Collected data entries:
################
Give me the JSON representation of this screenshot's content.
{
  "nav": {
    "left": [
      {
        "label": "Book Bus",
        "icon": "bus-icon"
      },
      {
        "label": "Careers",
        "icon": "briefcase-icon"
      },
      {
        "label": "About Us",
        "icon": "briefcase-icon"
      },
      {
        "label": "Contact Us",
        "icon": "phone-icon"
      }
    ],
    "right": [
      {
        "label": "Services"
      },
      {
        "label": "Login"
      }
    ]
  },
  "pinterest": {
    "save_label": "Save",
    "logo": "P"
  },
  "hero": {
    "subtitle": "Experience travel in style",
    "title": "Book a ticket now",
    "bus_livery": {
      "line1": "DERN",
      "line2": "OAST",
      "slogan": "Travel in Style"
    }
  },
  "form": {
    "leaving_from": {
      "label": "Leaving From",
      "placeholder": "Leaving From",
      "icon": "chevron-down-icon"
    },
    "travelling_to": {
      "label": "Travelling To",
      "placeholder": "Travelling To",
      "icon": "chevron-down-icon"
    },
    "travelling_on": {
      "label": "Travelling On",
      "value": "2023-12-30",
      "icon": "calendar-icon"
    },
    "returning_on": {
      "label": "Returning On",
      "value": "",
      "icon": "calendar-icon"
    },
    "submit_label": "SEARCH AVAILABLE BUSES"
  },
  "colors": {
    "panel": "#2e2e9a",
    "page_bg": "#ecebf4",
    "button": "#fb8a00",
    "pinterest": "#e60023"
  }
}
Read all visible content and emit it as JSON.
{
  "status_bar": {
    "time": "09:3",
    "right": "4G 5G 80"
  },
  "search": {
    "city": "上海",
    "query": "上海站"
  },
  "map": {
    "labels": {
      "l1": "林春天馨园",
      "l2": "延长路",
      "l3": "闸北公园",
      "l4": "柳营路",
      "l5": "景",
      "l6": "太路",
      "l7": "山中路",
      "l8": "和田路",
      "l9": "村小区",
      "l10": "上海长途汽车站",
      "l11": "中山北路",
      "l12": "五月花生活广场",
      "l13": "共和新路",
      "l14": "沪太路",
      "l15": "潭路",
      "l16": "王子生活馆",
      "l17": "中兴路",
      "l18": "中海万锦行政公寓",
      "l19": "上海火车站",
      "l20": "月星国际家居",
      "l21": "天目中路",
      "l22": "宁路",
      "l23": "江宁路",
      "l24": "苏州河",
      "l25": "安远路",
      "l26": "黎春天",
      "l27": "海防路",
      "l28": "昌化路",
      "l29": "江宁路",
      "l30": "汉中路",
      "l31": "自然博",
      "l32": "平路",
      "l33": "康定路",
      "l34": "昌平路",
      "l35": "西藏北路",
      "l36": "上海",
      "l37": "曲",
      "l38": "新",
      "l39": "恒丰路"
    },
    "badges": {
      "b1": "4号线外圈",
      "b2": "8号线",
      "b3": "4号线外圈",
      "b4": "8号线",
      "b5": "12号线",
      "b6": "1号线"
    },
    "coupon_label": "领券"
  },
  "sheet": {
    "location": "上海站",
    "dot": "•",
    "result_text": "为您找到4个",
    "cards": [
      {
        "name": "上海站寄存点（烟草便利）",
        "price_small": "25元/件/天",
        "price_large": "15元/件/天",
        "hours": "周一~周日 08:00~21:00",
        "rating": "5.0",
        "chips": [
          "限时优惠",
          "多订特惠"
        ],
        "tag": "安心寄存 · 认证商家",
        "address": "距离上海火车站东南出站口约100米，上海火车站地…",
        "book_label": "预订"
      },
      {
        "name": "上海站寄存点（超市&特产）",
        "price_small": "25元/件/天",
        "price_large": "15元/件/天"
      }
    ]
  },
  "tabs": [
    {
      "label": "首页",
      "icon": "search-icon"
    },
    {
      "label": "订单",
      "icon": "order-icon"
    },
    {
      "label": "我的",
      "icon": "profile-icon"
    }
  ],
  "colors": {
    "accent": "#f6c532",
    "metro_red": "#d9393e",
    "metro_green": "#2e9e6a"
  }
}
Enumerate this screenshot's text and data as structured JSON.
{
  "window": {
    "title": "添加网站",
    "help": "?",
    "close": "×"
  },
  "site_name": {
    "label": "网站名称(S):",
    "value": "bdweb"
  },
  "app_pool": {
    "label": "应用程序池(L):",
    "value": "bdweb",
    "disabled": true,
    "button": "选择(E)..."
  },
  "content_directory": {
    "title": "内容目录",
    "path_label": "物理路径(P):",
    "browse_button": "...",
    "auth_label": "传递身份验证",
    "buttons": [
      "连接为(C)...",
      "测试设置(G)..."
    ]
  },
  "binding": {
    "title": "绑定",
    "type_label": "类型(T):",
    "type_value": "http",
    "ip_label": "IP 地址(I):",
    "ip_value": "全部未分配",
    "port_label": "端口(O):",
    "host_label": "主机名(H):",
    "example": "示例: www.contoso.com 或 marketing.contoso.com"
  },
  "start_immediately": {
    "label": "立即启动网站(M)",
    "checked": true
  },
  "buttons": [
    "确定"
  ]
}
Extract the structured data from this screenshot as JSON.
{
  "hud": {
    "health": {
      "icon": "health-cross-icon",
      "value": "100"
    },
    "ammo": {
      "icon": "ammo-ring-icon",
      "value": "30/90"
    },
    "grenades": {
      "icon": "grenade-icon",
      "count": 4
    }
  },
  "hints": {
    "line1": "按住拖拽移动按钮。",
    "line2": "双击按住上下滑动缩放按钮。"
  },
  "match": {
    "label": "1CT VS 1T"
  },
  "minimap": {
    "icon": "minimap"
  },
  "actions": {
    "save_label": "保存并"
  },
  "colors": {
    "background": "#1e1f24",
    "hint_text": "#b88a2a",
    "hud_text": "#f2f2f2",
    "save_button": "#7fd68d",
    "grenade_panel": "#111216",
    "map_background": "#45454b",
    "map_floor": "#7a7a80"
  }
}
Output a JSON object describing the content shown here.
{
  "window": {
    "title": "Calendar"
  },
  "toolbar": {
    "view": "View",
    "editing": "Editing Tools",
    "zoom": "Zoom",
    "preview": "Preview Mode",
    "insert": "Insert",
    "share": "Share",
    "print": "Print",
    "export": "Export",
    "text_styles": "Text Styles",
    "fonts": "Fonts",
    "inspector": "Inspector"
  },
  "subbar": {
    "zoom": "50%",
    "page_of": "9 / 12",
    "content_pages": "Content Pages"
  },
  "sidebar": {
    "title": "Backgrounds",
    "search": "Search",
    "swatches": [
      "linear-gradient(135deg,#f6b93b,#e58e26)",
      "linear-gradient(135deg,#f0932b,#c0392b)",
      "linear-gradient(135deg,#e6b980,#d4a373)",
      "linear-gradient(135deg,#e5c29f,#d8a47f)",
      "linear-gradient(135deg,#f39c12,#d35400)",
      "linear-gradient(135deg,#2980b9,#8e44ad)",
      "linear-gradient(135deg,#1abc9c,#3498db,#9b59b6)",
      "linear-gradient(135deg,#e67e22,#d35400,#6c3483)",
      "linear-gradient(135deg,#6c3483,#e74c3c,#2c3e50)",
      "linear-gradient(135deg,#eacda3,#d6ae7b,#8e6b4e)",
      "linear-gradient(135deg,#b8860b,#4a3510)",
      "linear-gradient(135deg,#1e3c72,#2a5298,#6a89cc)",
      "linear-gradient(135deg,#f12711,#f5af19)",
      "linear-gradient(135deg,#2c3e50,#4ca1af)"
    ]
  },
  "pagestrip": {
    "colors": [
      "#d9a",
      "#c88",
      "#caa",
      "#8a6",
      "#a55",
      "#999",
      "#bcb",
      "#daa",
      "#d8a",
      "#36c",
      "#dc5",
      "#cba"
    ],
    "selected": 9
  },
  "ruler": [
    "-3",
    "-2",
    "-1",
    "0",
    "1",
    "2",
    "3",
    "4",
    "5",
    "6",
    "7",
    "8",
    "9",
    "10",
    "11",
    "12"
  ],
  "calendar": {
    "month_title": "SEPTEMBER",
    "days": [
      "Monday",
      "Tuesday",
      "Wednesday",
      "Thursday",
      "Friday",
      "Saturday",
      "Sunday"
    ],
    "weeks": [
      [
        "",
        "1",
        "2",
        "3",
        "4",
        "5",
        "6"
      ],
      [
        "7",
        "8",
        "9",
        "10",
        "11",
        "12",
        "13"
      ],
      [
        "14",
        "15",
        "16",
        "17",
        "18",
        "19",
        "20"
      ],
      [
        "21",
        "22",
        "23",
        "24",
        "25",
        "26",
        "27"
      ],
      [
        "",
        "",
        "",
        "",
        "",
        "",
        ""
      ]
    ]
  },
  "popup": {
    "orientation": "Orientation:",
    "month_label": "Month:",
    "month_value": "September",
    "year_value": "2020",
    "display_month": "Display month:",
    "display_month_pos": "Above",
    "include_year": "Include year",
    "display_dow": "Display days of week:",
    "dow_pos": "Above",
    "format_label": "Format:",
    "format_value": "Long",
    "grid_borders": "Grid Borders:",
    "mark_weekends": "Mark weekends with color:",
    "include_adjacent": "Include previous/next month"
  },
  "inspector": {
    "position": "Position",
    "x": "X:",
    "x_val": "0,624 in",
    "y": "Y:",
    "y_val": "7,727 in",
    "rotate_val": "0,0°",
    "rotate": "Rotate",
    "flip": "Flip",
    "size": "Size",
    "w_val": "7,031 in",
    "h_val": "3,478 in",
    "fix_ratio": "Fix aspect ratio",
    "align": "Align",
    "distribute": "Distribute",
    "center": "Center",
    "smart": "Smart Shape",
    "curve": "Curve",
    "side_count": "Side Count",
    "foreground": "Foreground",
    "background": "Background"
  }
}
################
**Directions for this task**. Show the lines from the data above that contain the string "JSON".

**Response area**.
Give me the JSON representation of this screenshot's content.
Read all visible content and emit it as JSON.
Enumerate this screenshot's text and data as structured JSON.
Extract the structured data from this screenshot as JSON.
Output a JSON object describing the content shown here.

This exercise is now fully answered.